January 03, 2012 at 8:07 am

This is probably not the right forum, but I have a question that perhaps you can answer.
When I travel in Canada and Europe they bring a small handheld credit card reader to your table in most restaurants when it comes time to pay the tab. Why has this practice not been implemented in US? I suppose it would be expensive intially to implement, but I really like the idea because the server doesn't take the card out of my sight.

Save First
December 31, 2011 at 5:31 pm

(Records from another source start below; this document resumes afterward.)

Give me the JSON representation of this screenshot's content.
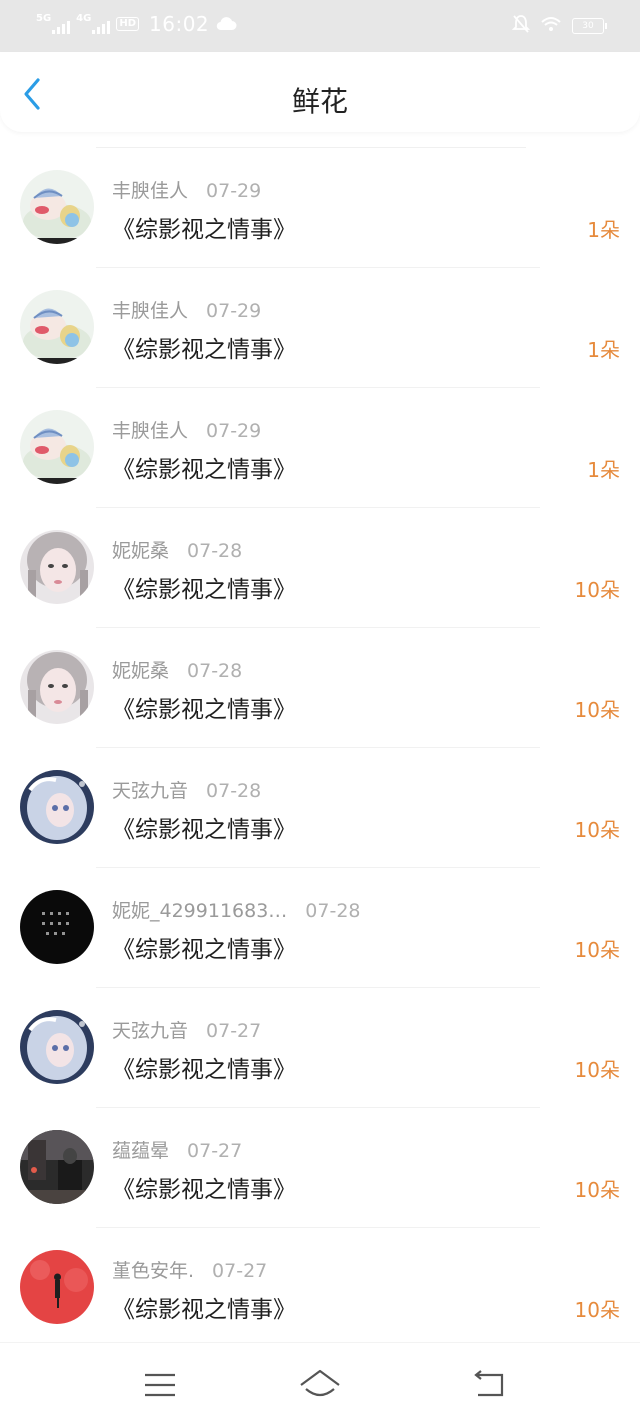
{
  "status_bar": {
    "network1": "5G",
    "network2": "4G",
    "hd_label": "HD",
    "time": "16:02",
    "battery": "30"
  },
  "header": {
    "title": "鲜花"
  },
  "items": [
    {
      "user": "丰腴佳人",
      "date": "07-29",
      "book": "《综影视之情事》",
      "count": "1朵",
      "avatar": "cartoon"
    },
    {
      "user": "丰腴佳人",
      "date": "07-29",
      "book": "《综影视之情事》",
      "count": "1朵",
      "avatar": "cartoon"
    },
    {
      "user": "丰腴佳人",
      "date": "07-29",
      "book": "《综影视之情事》",
      "count": "1朵",
      "avatar": "cartoon"
    },
    {
      "user": "妮妮桑",
      "date": "07-28",
      "book": "《综影视之情事》",
      "count": "10朵",
      "avatar": "girl"
    },
    {
      "user": "妮妮桑",
      "date": "07-28",
      "book": "《综影视之情事》",
      "count": "10朵",
      "avatar": "girl"
    },
    {
      "user": "天弦九音",
      "date": "07-28",
      "book": "《综影视之情事》",
      "count": "10朵",
      "avatar": "anime"
    },
    {
      "user": "妮妮_429911683…",
      "date": "07-28",
      "book": "《综影视之情事》",
      "count": "10朵",
      "avatar": "dark"
    },
    {
      "user": "天弦九音",
      "date": "07-27",
      "book": "《综影视之情事》",
      "count": "10朵",
      "avatar": "anime"
    },
    {
      "user": "蕴蕴晕",
      "date": "07-27",
      "book": "《综影视之情事》",
      "count": "10朵",
      "avatar": "night"
    },
    {
      "user": "堇色安年.",
      "date": "07-27",
      "book": "《综影视之情事》",
      "count": "10朵",
      "avatar": "red"
    }
  ],
  "nav": {
    "menu_icon": "menu-icon",
    "home_icon": "home-icon",
    "back_icon": "back-icon"
  },
  "colors": {
    "accent": "#2b9de6",
    "count": "#e68a3c",
    "status_bar": "#e7e7e7"
  }
}
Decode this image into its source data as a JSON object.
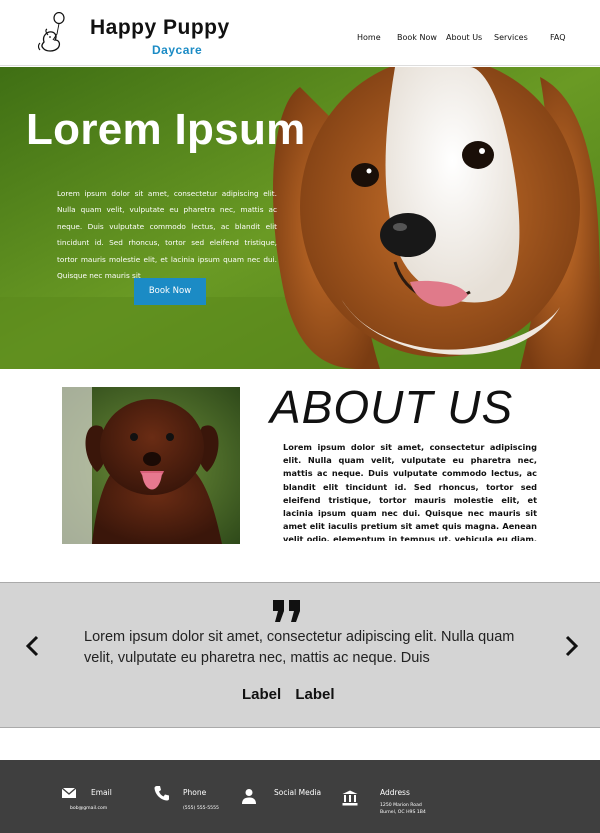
{
  "header": {
    "brand_title": "Happy Puppy",
    "brand_subtitle": "Daycare",
    "nav": [
      "Home",
      "Book Now",
      "About Us",
      "Services",
      "FAQ"
    ]
  },
  "hero": {
    "title": "Lorem Ipsum",
    "text": "Lorem ipsum dolor sit amet, consectetur adipiscing elit. Nulla quam velit, vulputate eu pharetra nec, mattis ac neque. Duis vulputate commodo lectus, ac blandit elit tincidunt id. Sed rhoncus, tortor sed eleifend tristique, tortor mauris molestie elit, et lacinia ipsum quam nec dui. Quisque nec mauris sit",
    "button_label": "Book Now"
  },
  "about": {
    "title": "ABOUT US",
    "text": "Lorem ipsum dolor sit amet, consectetur adipiscing elit. Nulla quam velit, vulputate eu pharetra nec, mattis ac neque. Duis vulputate commodo lectus, ac blandit elit tincidunt id. Sed rhoncus, tortor sed eleifend tristique, tortor mauris molestie elit, et lacinia ipsum quam nec dui. Quisque nec mauris sit amet elit iaculis pretium sit amet quis magna. Aenean velit odio, elementum in tempus ut, vehicula eu diam. Pellentesque rhoncus"
  },
  "testimonial": {
    "quote": "Lorem ipsum dolor sit amet, consectetur adipiscing elit. Nulla quam velit, vulputate eu pharetra nec, mattis ac neque. Duis",
    "labels": [
      "Label",
      "Label"
    ]
  },
  "footer": {
    "email": {
      "label": "Email",
      "value": "bob@gmail.com"
    },
    "phone": {
      "label": "Phone",
      "value": "(555) 555-5555"
    },
    "social": {
      "label": "Social Media"
    },
    "address": {
      "label": "Address",
      "line1": "1250 Marion Road",
      "line2": "Burnel, OC H9S 1B4"
    }
  },
  "colors": {
    "accent": "#1b8bc5",
    "footer_bg": "#3f3f3f",
    "testimonial_bg": "#d4d4d4"
  }
}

Got my $18.04 check on 12/11. My fees from a 2001 trip were far less. Winner, me.